## What is needed
Wherever a line in the records below contains "JSON", copy that line.

## Entries shown

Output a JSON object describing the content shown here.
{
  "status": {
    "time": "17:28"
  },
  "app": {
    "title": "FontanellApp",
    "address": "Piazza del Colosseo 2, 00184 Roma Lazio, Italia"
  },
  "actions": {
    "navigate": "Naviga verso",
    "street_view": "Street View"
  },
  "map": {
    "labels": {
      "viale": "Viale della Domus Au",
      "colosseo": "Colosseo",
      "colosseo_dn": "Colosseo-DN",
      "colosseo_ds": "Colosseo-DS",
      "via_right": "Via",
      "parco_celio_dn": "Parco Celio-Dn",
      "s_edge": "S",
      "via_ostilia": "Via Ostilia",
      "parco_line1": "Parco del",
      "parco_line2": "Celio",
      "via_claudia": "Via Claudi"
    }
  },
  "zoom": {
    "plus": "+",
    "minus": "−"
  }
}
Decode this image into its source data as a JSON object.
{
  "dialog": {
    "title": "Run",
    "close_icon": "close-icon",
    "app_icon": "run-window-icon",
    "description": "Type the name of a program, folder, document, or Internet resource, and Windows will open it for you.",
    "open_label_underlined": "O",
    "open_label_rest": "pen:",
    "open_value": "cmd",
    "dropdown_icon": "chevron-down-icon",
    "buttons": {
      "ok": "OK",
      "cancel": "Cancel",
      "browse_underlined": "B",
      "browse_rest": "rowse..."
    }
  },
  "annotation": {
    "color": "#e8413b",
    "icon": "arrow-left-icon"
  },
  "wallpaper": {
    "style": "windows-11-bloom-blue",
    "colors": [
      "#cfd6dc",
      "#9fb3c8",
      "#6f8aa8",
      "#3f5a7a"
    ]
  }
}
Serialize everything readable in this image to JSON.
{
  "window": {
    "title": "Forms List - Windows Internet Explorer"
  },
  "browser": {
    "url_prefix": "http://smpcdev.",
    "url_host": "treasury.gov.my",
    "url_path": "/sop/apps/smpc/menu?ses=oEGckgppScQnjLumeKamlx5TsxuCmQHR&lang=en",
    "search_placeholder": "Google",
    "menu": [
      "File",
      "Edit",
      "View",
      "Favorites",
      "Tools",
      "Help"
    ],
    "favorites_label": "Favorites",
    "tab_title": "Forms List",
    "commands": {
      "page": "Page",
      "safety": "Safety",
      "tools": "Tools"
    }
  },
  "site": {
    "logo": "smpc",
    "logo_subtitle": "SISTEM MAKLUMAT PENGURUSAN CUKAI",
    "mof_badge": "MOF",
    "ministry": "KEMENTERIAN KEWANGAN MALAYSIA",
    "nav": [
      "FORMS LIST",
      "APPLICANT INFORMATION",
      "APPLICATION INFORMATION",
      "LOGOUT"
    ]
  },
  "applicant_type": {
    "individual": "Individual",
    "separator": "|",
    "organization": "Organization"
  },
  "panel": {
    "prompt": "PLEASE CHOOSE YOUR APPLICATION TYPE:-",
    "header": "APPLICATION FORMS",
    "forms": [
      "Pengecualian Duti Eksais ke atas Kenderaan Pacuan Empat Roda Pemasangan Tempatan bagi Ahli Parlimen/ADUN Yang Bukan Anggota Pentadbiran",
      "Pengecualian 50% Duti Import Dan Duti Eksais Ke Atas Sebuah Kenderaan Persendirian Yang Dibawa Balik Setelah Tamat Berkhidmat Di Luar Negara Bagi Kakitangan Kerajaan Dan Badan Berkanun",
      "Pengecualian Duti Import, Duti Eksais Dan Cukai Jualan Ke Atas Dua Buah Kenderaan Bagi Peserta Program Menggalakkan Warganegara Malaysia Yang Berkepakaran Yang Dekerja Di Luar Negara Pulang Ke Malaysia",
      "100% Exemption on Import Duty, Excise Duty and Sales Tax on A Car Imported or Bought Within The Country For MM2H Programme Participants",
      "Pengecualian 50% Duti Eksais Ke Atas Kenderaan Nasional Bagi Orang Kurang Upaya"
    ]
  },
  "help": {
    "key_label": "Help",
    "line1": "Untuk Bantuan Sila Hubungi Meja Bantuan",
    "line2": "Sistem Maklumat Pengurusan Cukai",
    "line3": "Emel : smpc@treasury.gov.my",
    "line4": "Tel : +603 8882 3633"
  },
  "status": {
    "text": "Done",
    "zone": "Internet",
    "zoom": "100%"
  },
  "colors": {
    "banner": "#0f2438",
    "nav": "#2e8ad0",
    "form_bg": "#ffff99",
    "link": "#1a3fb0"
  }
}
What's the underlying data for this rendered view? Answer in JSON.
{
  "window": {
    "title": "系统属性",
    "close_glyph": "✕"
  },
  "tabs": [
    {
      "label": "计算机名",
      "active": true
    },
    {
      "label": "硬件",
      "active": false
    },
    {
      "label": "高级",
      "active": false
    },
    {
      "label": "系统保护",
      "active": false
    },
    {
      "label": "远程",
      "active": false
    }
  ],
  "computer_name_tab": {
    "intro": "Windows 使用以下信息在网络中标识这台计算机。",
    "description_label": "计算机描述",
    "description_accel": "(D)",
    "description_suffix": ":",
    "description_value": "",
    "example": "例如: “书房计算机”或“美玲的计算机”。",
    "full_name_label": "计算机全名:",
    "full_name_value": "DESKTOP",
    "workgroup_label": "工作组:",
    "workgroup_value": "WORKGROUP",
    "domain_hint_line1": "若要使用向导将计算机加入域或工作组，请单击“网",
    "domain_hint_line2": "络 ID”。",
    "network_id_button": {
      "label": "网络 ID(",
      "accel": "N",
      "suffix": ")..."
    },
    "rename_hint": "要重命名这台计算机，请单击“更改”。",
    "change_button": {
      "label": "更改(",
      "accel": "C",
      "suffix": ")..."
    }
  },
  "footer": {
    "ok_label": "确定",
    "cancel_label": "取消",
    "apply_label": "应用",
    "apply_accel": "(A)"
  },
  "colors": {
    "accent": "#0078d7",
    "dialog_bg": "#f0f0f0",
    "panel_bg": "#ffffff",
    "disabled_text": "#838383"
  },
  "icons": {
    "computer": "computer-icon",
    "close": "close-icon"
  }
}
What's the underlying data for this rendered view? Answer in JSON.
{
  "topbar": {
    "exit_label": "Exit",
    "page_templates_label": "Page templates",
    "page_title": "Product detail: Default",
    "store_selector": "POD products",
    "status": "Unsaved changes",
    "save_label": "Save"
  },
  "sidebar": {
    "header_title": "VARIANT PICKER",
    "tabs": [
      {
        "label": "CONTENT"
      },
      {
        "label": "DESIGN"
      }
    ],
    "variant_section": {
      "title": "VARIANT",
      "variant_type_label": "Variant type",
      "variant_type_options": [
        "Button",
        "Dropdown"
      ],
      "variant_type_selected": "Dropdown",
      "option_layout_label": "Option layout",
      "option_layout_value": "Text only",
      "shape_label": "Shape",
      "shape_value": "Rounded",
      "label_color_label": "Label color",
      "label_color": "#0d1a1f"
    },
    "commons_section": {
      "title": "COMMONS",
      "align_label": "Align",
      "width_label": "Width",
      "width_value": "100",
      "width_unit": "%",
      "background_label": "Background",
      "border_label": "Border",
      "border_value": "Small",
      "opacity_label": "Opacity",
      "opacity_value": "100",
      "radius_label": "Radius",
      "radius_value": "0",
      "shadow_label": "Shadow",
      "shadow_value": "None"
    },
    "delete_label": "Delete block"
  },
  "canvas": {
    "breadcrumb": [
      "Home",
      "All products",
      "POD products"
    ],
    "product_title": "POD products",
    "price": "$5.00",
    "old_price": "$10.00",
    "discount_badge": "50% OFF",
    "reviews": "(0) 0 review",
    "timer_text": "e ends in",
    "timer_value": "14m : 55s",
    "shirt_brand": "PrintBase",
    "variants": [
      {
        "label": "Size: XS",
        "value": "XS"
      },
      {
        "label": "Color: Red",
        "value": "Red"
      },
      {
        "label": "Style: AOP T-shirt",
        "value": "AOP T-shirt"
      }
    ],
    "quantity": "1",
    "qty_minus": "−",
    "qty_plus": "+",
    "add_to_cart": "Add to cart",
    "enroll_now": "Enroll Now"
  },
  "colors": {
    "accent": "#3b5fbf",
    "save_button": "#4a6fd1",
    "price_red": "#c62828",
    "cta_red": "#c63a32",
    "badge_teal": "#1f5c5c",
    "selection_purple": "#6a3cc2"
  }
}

## Solved problem
Output a JSON object describing the content shown here.
Decode this image into its source data as a JSON object.
Serialize everything readable in this image to JSON.
What's the underlying data for this rendered view? Answer in JSON.
What's the underlying data for this rendered view? Answer in JSON.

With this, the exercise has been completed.